Pete Owens, Director of Media and Public Relations at Dollywood, said the IAAPA Expo has been very important for sharing the park’s message about new projects. In 2013 and 2015 the park unveiled the lead cars from their new roller coasters. “The media likes new, innovative things. Both [the Lightning Rod and FireChaser Express, below] projects did things never done before in the US. Both rides also had excellent storylines that fit the park and the rides themselves.”
Having the ride vehicle on site to show media, and having an “unveiling” if possible, helps to make the event memorable. From Owens’ perspective, “certainly the vehicle unveils helped our pre-season PR efforts. Every industry and enthusiast media is on the floor and when that is coupled with traditional consumer media the story is amplified,” he noted.
Hosting a media event on the floor is certainly something that can create talking points for parks of all sizes. In 2014 ZDT’s hosted a media event with the Gravity Group in order to debut a ride vehicle from their roller coaster, The Switchback. Danny Donhauser, one of the owner of ZDT’s, said that their event with Gravity Group was huge for the park, “It captured the attention of coaster media outlets that spread the word very quickly and enthusiastically, which in turn helped lay the foundation for further marketing.”
In 2013 Gerstlauer Amusement Rides showcased a vehicle from their upcoming roller coaster, FireChaser Express in conjunction with Dollywood. They felt it helped their company stand out in a way other events had not. Managing Director Siegfried Gerstlauer said, “We had a fun vehicle, but what made it really successful was the engagement of the Dollywood team. They have an experienced public relations team and they created a story that went hand-in-hand with the ride vehicle. If it had just been us showcasing the car I do not believe it would have been picked up as well by media outlets.”
Owens felt debut went great for the park. “The Fire Chaser unveiling was very memorable. The media and our peers in the industry packed the Gerstlauer booth. We used a smoke machine to fill the red cloth that covered the ride vehicle and when it was unveiled the smoke billowed from the vehicle,” he noted.
Unless presenters have a public relations background, getting up and speaking about a ride in detail is something your team members may not be familiar with. From a small park perspective Donhauser said there are a few things park management can do when they meet with media for the first time. First, “do your research to enable you to better anticipate who may want to speak with you. Also, be mentally prepared to answer questions from many media outlets directly following the announcement and in the following days.

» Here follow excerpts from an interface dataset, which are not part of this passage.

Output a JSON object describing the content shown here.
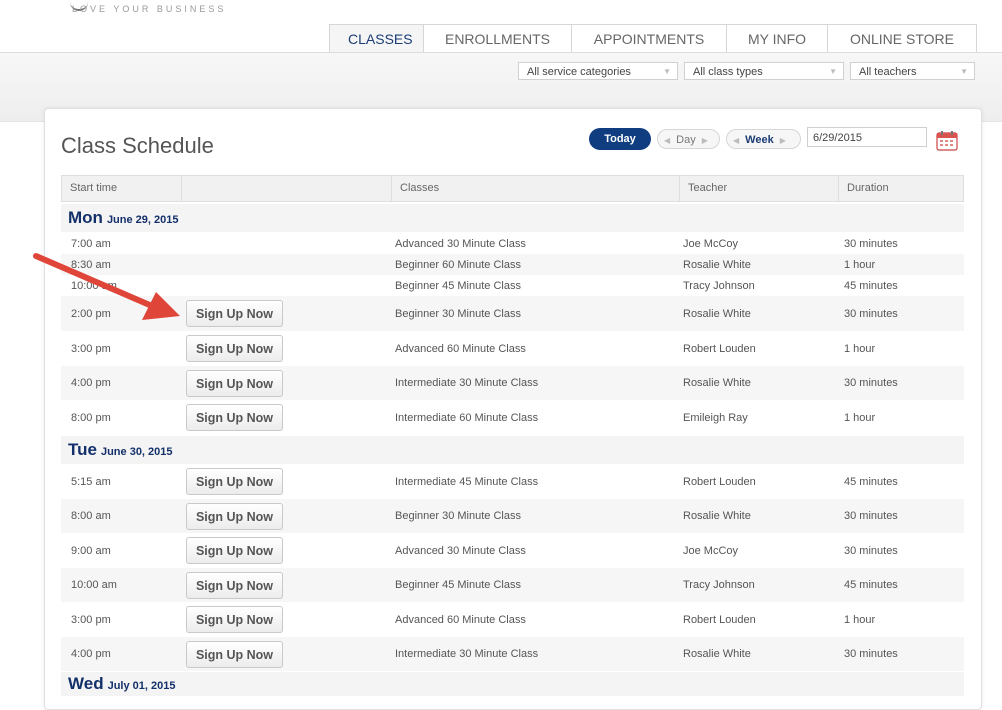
{
  "logo": {
    "tagline": "LOVE YOUR BUSINESS"
  },
  "nav": {
    "tabs": [
      "CLASSES",
      "ENROLLMENTS",
      "APPOINTMENTS",
      "MY INFO",
      "ONLINE STORE"
    ]
  },
  "filters": {
    "service_categories": "All service categories",
    "class_types": "All class types",
    "teachers": "All teachers"
  },
  "schedule": {
    "title": "Class Schedule",
    "today_label": "Today",
    "day_label": "Day",
    "week_label": "Week",
    "date_value": "6/29/2015",
    "columns": [
      "Start time",
      "",
      "Classes",
      "Teacher",
      "Duration"
    ],
    "signup_label": "Sign Up Now",
    "days": [
      {
        "name": "Mon",
        "date": "June 29, 2015"
      },
      {
        "name": "Tue",
        "date": "June 30, 2015"
      },
      {
        "name": "Wed",
        "date": "July 01, 2015"
      }
    ],
    "rows": [
      {
        "time": "7:00 am",
        "class": "Advanced 30 Minute Class",
        "teacher": "Joe McCoy",
        "duration": "30 minutes"
      },
      {
        "time": "8:30 am",
        "class": "Beginner 60 Minute Class",
        "teacher": "Rosalie White",
        "duration": "1 hour"
      },
      {
        "time": "10:00 am",
        "class": "Beginner 45 Minute Class",
        "teacher": "Tracy Johnson",
        "duration": "45 minutes"
      },
      {
        "time": "2:00 pm",
        "class": "Beginner 30 Minute Class",
        "teacher": "Rosalie White",
        "duration": "30 minutes"
      },
      {
        "time": "3:00 pm",
        "class": "Advanced 60 Minute Class",
        "teacher": "Robert Louden",
        "duration": "1 hour"
      },
      {
        "time": "4:00 pm",
        "class": "Intermediate 30 Minute Class",
        "teacher": "Rosalie White",
        "duration": "30 minutes"
      },
      {
        "time": "8:00 pm",
        "class": "Intermediate 60 Minute Class",
        "teacher": "Emileigh Ray",
        "duration": "1 hour"
      },
      {
        "time": "5:15 am",
        "class": "Intermediate 45 Minute Class",
        "teacher": "Robert Louden",
        "duration": "45 minutes"
      },
      {
        "time": "8:00 am",
        "class": "Beginner 30 Minute Class",
        "teacher": "Rosalie White",
        "duration": "30 minutes"
      },
      {
        "time": "9:00 am",
        "class": "Advanced 30 Minute Class",
        "teacher": "Joe McCoy",
        "duration": "30 minutes"
      },
      {
        "time": "10:00 am",
        "class": "Beginner 45 Minute Class",
        "teacher": "Tracy Johnson",
        "duration": "45 minutes"
      },
      {
        "time": "3:00 pm",
        "class": "Advanced 60 Minute Class",
        "teacher": "Robert Louden",
        "duration": "1 hour"
      },
      {
        "time": "4:00 pm",
        "class": "Intermediate 30 Minute Class",
        "teacher": "Rosalie White",
        "duration": "30 minutes"
      }
    ]
  }
}
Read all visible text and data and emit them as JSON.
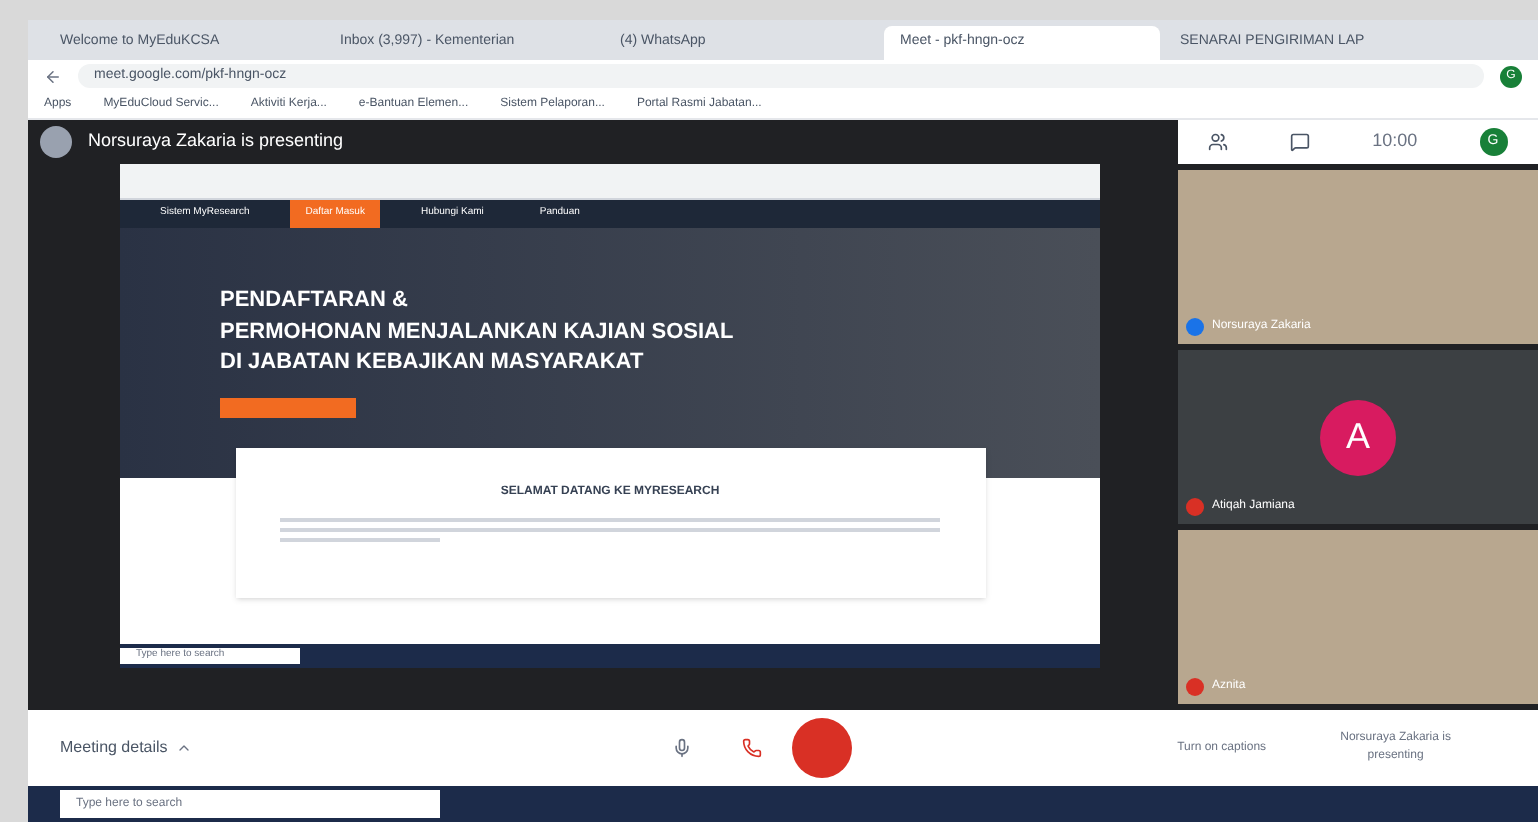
{
  "browser": {
    "tabs": [
      {
        "label": "Welcome to MyEduKCSA",
        "selected": false
      },
      {
        "label": "Inbox (3,997) - Kementerian",
        "selected": false
      },
      {
        "label": "(4) WhatsApp",
        "selected": false
      },
      {
        "label": "Meet - pkf-hngn-ocz",
        "selected": true
      },
      {
        "label": "SENARAI PENGIRIMAN LAP",
        "selected": false
      }
    ],
    "url": "meet.google.com/pkf-hngn-ocz",
    "account_initial": "G",
    "bookmarks": [
      "Apps",
      "MyEduCloud Servic...",
      "Aktiviti Kerja...",
      "e-Bantuan Elemen...",
      "Sistem Pelaporan...",
      "Portal Rasmi Jabatan..."
    ]
  },
  "meet": {
    "presenting": "Norsuraya Zakaria is presenting",
    "time": "10:00",
    "you_initial": "G",
    "shared_screen": {
      "nav": [
        {
          "label": "Sistem MyResearch",
          "selected": false
        },
        {
          "label": "Daftar Masuk",
          "selected": true
        },
        {
          "label": "Hubungi Kami",
          "selected": false
        },
        {
          "label": "Panduan",
          "selected": false
        }
      ],
      "title_lines": [
        "PENDAFTARAN &",
        "PERMOHONAN MENJALANKAN KAJIAN SOSIAL",
        "DI JABATAN KEBAJIKAN MASYARAKAT"
      ],
      "modal_title": "SELAMAT DATANG KE MYRESEARCH",
      "taskbar_search": "Type here to search"
    },
    "participants": [
      {
        "kind": "video",
        "name": "Norsuraya Zakaria",
        "muted": false
      },
      {
        "kind": "avatar",
        "initial": "A",
        "name": "Atiqah Jamiana",
        "muted": true
      },
      {
        "kind": "video",
        "name": "Aznita",
        "muted": true
      }
    ],
    "controls": {
      "details": "Meeting details",
      "captions": "Turn on captions",
      "presenting": "Norsuraya Zakaria is presenting",
      "camera_off": true
    }
  },
  "taskbar": {
    "search": "Type here to search"
  }
}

Wood felt there are three things which he feels are critical to making the media event successful:
“1. Do your pre-show homework. By that I mean work with the IAAPA staff to ensure that the event gets proper positioning and public notification.
2. Send out invitations to the event in advance of the show and make sure they are memorable and special.
3. Be prepared with ample copies of press releases and press materials to support the event.”
Owens was more practical, saying that parks and manufacturers need to cover some of the obvious bases. “Be sure you have a sound system so the folks on the floor can hear you. It is so loud, without it, you will not be able to be heard. Second, remember you are telling stories and you need to have story tellers there to convey that story.”
Having a great combination of personalities that can share why your new ride will be different and collateral are important. They not only make you stand out, but collateral allows those in attendance to take your story home them. In an age of easily transferable media pictures and movies can easily be loaded onto a USB stick so reporters can share them with the world when the time is right.
Good luck with your event! I hope to see you on the show floor in Orlando!